Good news: Hometown proud
Another terrific week in the FIFA Women’s World Cup started with fans packing BC Place stadium to its concrete gills for a match between the U.S. and Nigeria (result: Yanks 1, Nigeria nil). Then came Canada’s 1-0 win over the Swiss, which punched the team’s ticket to the quarter-final and gave this country just its second win at a World Cup knockout stage. This too played out before 54,000 fans at BC Place—all while the corruption scandal in soccer’s highest circles rages on. More proof that the game is so much more than FIFA.
Bad news: Skimming the fat
An “unprecedented” demand for high-fat butter and cheese is creating an ocean of unwanted skim milk. Officials at the Dairy Farmers of Ontario say 5.4 million litres of excess skim milk was produced last month. Some 800,000 litres of that was dumped into farm manure pits. Normally that surplus would at least be dried and sold as animal feed. Or, better yet, in a system without strict management of price and supply, prices would drop, demand rise and consumers would ultimately benefit. Yes, you can cry over spilled milk.
Bad news: Boots on the ground? Maybe not
Relief was almost palpable last month in Surrey, B.C., when Ottawa announced funding for an additional 100 RCMP officers to help cope with a recent rash of gang shootings. But where is this red-coated cavalry? The Conservative government claims 20 officers have already arrived, but no one else—not the city of Surrey, nor the local MP, nor the RCMP itself—seems to be able to find them in head counts.
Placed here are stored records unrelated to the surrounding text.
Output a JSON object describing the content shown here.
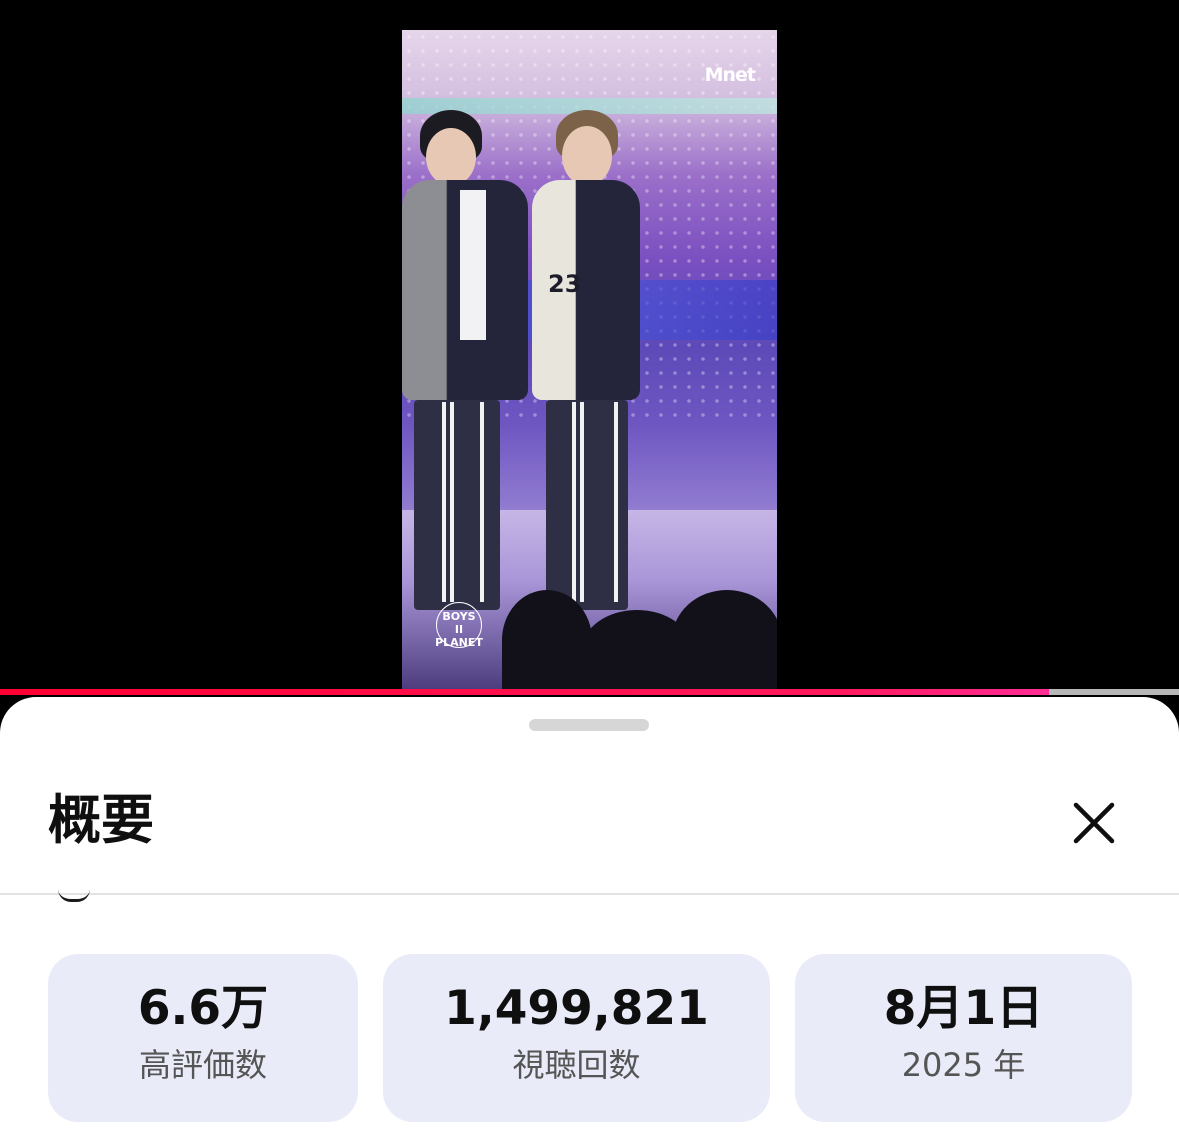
{
  "video": {
    "channel_logo": "Mnet",
    "show_logo_lines": [
      "BOYS",
      "II",
      "PLANET"
    ],
    "jersey_number": "23",
    "progress_fraction": 0.89
  },
  "sheet": {
    "title": "概要",
    "close_icon": "close-icon"
  },
  "stats": [
    {
      "value": "6.6万",
      "label": "高評価数"
    },
    {
      "value": "1,499,821",
      "label": "視聴回数"
    },
    {
      "value": "8月1日",
      "label": "2025 年"
    }
  ],
  "colors": {
    "progress": "#ff0033",
    "card_bg": "#e9ecf8",
    "sheet_bg": "#ffffff"
  }
}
So much for what was billed at the time as more “boots on the ground.” If they’re there, they’re worn by the world’s lightest-footed cops.
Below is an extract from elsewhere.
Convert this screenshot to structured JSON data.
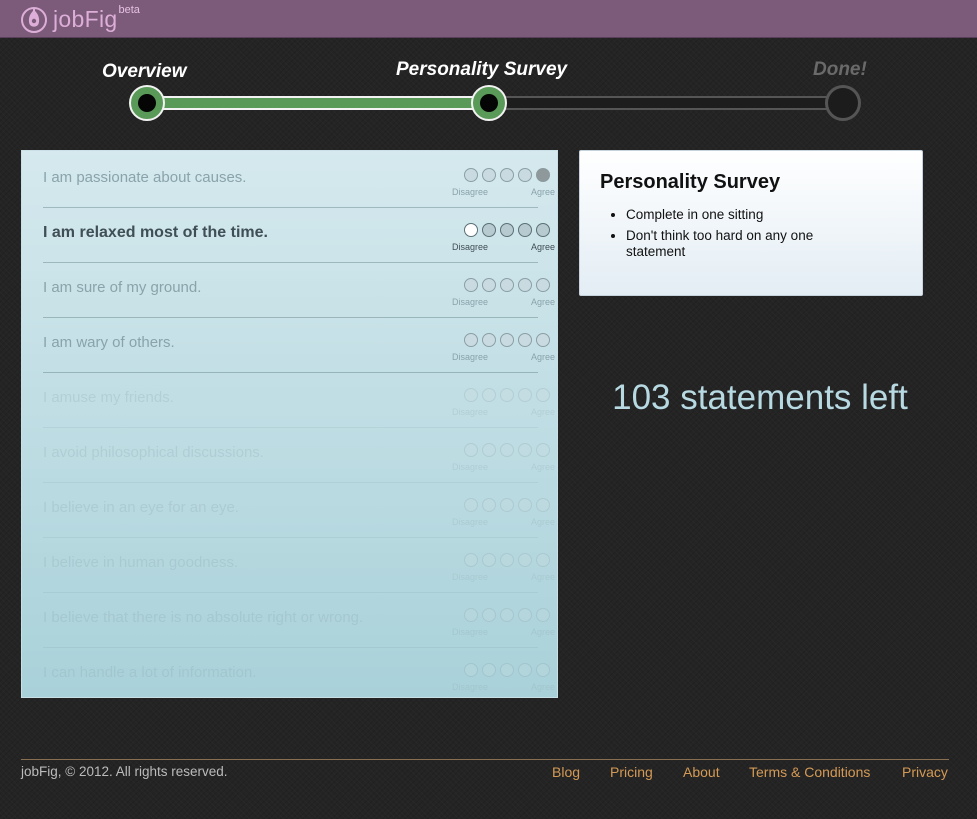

Good news: Cuba joins the digital world
More than 35 government-run “computer centres” in Cuba will soon be equipped with WiFi, and the cost of access will be more than halved to just US$2 per hour. It represents another step to reconnect the island with the rest of the world—a process that began earlier this year with U.S. President Barack Obama’s historic meeting with Cuban President Raúl Castro. It may also mean more fans for Taylor Swift, the Internet’s reigning queen, who this week got the world’s most valuable company—Apple—to change its online music-streaming policy with a single Tumblr post.
Bad news: The walking (and texting) dead
You see them everywhere (though they don’t see you): digital zombies thumbing smartphones. They clog pedestrian traffic, thumb blindly while crossing roads, bump into lampposts and wind up in emergency wards. Utah Valley University has wisely determined that what can’t be curtailed can be controlled. The staircase in its new Student Life and Wellness Centre has three lanes: walking on the left, running in the centre and texting on the right. Now if someone sends students a text perhaps they’ll pick the right line.
Good news: I can has happiness?
Could this be the key to happiness: eating pickles while watching cat videos? Probably not, but two studies offer food for thought. Researchers at the College of William & Mary and the University of Maryland found students who eat fermented probiotic-rich foods like pickles, sauerkraut, kimchi and yogourt had healthy guts and less “social anxiety.” And a study in the journal Computers in Human Behavior finds watching some of the two million cat videos on YouTube boosts energy and feelings of happiness. Productivity, however, goes out the window.